From a Montessori perspective, self-control focuses on developing a child’s will so that it becomes a natural part of their personality, and not something that is forced. Montessori philosophy also believes in developing a child’s ability to think for themselves and still act respectfully and responsibly.
Self-control in times of social distancing can be confusing for young children, especially for social butterflies and active, on-the-go children. Luckily, there are ways you can show your child how to practice self-control and social distancing, and develop their willingness and independence in the process.
Build Trust & Model Self-Control
Trust lays out the groundwork for self-control. It develops a child’s willingness to behave and react in accordance and acceptance of their environment. Without trust, a child can begin to self-seek and think impulsively.
Building trust starts with consistency. Children learn to trust when their parents and caregivers follow through with what they say.
The trending #fruitsnackchallenge on Instagram is a great example of this. The social experiment has demonstrated how some young children can exert willpower when presented with a sweet snack and told to wait, while other children are quick to snag up the treat before their parent returns to the room. Of course, there are many variables that come into play, but ultimately, children can learn self-control when they can expect consistent results.
Once a child can associate an expected outcome with a behavior, the child can trust the situation and others involved.
Let’s say you’re attempting to teach your child how to give up their favorite toy so a younger sibling can play with it. Before a squabble between the siblings begins, you can reassure the older child that they will get a chance to play with the toy again. By following through with that reassurance every time, the older child will eventually develop a natural willingness to share.
Modeling self-control as a parent is also a good way to build trust. A parent may be able to soothe their child’s anxieties or respond to bad behavior calmly and without losing their temper. But if that parent can’t demonstrate calmness and level-headedness in reaction to things that make them angry or fearful, the mixed messages can confuse the child and muddle their trust in you and their environment.

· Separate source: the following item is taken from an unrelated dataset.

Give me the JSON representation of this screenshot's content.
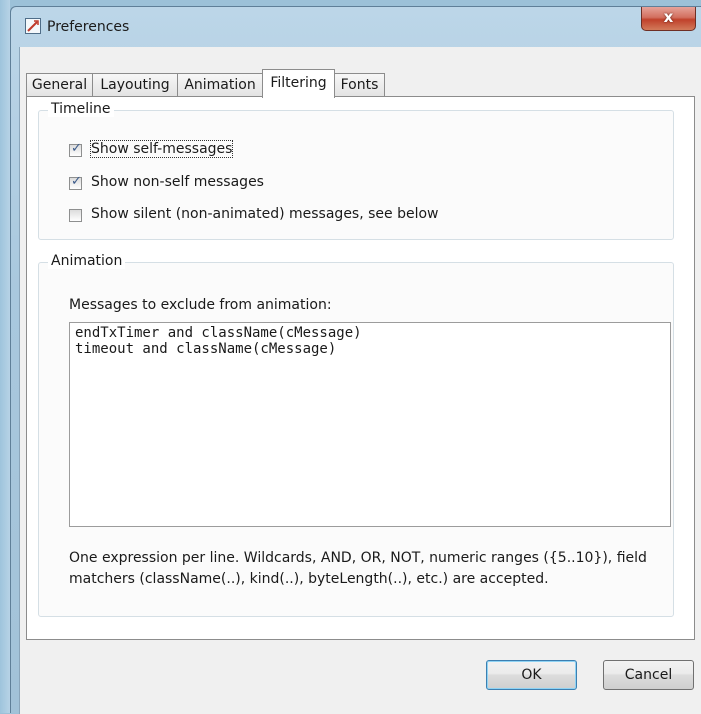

Offer Your Help & Promote Togetherness
Learning self-control has always had its challenges and frustrations for kids. Children who are still developing their self-controlled will today, or those who are too young to understand the repercussions of COVID-19, may be more inclined to disobey safe practices or get frustrated by the present situation.
Some children can struggle with the concept of frequent hand washing. Parents can remind their children that it’s important to wash their hands once indoors. If the child continues to refuse, parents can model the behavior by washing their hands.
This type of response can be relatable for the child. It can also demonstrate togetherness and teamwork, which can help a child develop their understanding of themselves in their environment and how they can still behave and think freely within their environment.
Anytime your child becomes frustrated, disobedient, or perplexed by a new situation, offer your help. Your consistency with this will develop compliance, but also your child’s own sense of community and a willingness to help others. Also make sure you are mixing up your lessons in self-control by taking your family out of the quarantined environment and engaging in outdoor activities together.
Have Fun Teaching Self-Control in Our New “Normal”
Even with parts of Sugar Land, TX, reopening, many families will continue staying home and practicing social distancing in the weeks ahead. It’s important to meet our children where they are and remember that, as kids, they still want to have fun under the present circumstances.
There are lots of engaging activities that foster independence and self-control. From having an after-dinner cleanup routine that involves the whole family to playing ‘Simon Says’, you can encourage your child to have fun and participate even in quarantine.
With our school open, Sugar Mill Montessori is taking all necessary precautions to keep our students and their families safe. We’ll also be practicing self-control in our classrooms and day-to-day activities, avoiding playground equipment, and doing what we can to keep your child engaged and safe. For more information or ideas on how to keep your child engaged out of the classroom, reach out to us today.